* [TASK]: Using the data that follows, state the number of lines holding the word "legend", and give no other output.

* [MATERIAL SHOWN]:
════════════════

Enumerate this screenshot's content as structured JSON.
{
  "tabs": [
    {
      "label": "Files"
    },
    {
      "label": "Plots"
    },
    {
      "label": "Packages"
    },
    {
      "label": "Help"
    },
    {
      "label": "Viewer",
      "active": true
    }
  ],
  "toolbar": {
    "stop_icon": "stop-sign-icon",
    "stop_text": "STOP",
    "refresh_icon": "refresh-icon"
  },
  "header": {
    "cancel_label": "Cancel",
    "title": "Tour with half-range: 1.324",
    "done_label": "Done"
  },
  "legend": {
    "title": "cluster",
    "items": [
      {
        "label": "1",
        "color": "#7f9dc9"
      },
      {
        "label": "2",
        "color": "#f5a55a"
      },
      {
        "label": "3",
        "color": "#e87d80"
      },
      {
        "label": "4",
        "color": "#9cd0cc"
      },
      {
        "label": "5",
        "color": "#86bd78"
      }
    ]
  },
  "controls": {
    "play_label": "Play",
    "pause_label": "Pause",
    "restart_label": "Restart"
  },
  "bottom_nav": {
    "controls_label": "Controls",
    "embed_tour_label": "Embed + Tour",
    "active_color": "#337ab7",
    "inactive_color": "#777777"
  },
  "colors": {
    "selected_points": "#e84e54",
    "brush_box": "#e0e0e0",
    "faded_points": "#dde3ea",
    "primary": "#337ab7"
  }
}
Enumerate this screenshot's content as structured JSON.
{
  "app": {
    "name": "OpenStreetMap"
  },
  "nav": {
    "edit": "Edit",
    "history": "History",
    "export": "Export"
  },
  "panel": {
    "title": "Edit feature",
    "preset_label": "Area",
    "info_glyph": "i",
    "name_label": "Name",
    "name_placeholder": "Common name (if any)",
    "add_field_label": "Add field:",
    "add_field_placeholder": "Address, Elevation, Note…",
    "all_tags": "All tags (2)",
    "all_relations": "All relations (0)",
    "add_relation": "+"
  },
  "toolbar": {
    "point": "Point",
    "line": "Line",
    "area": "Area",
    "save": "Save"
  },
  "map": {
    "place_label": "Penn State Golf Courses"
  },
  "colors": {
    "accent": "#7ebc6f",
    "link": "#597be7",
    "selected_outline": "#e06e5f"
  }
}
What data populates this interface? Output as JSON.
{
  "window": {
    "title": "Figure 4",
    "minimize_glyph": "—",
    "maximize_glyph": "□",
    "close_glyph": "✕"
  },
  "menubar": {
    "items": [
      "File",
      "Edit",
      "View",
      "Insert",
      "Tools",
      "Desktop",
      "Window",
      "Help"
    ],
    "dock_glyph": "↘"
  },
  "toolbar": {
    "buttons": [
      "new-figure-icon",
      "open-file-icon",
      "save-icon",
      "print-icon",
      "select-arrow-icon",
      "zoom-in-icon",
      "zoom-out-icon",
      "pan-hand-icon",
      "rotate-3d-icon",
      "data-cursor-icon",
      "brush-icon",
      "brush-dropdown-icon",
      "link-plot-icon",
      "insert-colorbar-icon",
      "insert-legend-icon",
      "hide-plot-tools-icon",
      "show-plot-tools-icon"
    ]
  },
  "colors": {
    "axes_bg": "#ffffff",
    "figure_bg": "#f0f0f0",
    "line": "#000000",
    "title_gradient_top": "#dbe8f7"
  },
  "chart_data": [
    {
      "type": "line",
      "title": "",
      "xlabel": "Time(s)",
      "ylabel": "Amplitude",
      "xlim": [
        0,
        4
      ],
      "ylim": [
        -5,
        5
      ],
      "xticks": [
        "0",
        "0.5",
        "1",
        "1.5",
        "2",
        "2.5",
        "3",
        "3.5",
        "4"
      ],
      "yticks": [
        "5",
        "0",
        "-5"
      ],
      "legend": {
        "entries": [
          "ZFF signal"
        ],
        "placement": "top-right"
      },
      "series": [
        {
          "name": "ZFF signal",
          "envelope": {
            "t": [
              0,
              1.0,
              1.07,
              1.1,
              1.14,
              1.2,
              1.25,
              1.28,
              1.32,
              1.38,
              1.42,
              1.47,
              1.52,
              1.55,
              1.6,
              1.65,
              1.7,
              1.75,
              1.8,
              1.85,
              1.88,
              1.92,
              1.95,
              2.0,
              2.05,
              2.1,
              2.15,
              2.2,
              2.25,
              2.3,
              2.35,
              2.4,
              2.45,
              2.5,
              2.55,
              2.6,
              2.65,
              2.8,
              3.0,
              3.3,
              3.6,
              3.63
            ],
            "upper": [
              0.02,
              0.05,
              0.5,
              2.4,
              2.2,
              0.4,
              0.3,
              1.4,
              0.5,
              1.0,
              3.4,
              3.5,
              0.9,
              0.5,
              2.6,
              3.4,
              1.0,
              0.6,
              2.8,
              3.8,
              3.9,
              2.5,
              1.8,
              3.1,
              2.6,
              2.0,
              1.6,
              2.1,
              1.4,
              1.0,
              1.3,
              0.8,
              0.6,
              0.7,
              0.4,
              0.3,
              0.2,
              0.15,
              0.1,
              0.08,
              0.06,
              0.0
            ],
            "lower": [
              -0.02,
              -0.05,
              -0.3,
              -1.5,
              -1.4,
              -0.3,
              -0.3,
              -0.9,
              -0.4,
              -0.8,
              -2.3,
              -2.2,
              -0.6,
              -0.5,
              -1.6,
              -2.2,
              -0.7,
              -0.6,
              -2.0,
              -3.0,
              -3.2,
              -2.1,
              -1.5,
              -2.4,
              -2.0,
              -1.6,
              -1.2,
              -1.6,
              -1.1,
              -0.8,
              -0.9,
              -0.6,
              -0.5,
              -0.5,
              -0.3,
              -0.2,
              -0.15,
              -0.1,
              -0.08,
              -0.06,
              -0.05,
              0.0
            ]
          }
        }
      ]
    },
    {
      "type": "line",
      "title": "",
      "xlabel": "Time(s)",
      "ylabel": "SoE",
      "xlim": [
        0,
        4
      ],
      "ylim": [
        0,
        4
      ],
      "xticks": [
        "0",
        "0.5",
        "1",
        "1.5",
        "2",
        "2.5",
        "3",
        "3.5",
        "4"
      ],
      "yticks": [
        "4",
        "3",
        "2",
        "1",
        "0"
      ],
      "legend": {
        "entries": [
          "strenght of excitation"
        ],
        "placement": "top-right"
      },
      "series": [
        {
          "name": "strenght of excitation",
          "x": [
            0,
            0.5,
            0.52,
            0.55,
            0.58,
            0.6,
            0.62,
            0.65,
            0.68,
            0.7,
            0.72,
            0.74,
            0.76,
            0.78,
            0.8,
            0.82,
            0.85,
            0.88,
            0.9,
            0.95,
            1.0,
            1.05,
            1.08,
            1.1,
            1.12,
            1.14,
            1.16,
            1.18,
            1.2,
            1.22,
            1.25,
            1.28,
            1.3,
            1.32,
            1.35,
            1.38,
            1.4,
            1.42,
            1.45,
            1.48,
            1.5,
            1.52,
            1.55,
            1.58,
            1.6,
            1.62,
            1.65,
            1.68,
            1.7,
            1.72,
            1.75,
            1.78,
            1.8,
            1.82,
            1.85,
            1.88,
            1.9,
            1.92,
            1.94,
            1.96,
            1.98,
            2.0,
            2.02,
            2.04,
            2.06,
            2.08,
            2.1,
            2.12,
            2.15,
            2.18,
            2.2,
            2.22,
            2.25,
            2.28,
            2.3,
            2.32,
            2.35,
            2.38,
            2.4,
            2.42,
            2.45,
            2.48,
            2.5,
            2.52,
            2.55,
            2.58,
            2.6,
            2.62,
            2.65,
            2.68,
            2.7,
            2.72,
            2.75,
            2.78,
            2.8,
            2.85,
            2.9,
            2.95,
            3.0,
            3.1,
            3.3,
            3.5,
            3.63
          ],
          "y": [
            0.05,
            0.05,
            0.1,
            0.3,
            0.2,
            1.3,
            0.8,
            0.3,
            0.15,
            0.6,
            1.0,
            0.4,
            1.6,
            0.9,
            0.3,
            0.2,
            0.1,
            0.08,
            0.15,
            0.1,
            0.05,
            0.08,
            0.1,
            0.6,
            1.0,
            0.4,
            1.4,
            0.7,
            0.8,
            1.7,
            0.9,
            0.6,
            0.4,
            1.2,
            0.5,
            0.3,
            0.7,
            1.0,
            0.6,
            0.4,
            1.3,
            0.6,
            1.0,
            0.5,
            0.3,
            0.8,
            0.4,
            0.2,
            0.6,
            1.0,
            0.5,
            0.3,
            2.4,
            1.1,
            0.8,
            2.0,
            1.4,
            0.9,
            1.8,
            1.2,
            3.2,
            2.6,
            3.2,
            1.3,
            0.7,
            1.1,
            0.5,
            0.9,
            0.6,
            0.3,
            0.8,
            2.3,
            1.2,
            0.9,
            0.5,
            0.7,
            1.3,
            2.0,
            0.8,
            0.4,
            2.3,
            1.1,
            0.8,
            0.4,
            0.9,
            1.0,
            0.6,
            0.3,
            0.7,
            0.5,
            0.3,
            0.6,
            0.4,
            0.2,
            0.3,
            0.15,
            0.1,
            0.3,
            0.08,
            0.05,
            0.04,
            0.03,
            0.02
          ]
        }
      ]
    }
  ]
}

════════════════

* [OUTPUT FOR THIS TASK]: 4